University of Phoenix
February 01, 2012
Thinking about Diversity and Inclusion

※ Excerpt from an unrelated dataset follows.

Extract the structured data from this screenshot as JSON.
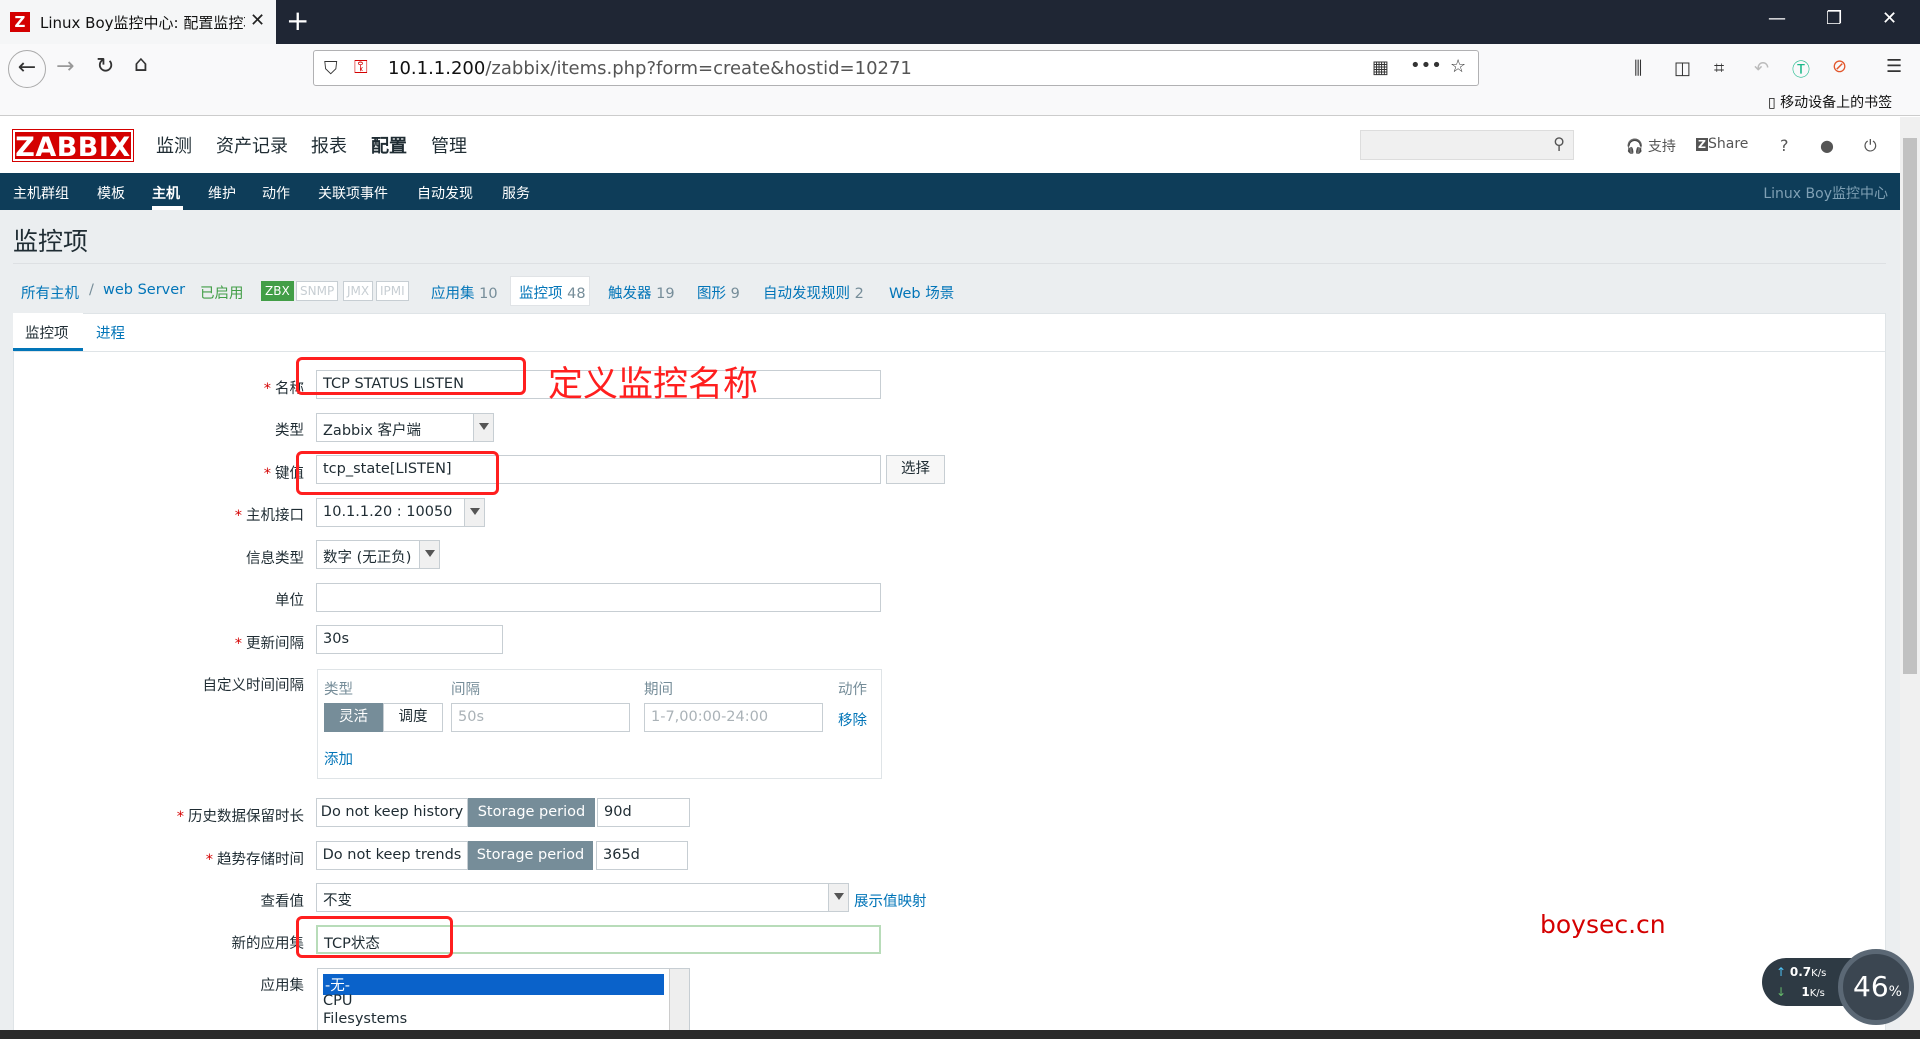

We live in a society and a country that is able to incorporate different cultures and be as diverse as possible. The following paper will address the dimensions of cultural diversity, the ethnic and cultural groups in which I identify, the difference between diversity and inclusion, the importance of workplace diversity training, and my experience with workplace culture. “Primary dimensions are considered to be more fixed, visible, and relevant to an individual’s identity. Secondary dimensions are considered to be more fluid, and less central to one’s social identity” (Harvey & Allard, 2009, p. 47). Primary dimensions are that of one’s age, race, and gender as these cannot be changed. Secondary dimensions are those of one’s religion, family status, and geographic location. The secondary dimensions can be changed at any time, for example, a person may be single living in California and later be married living in Florida. The primary and secondary dimensions define a person and their ethnicity and culture. Schaefer (2011) believes culture diversity is based on subordinate groups. These can be racial groups, ethnic groups, religious groups, and or gender groups. It is also believed that a person will stay within their group; racial, ethnic, or otherwise, as that is what makes them more comfortable. I am a Caucasian female raised in the South Eastern region of the United States and I was raised within a Methodist church. I married a man in the Air Force and moved to Pennsylvania. These life changes changed my dimensions. I will always consider myself a southern girl, but reside in the north where I do not always fit in with some others. I tend to stick with other military spouses as they know and understand what it is like to be living in the military. I also work as a nurse so the...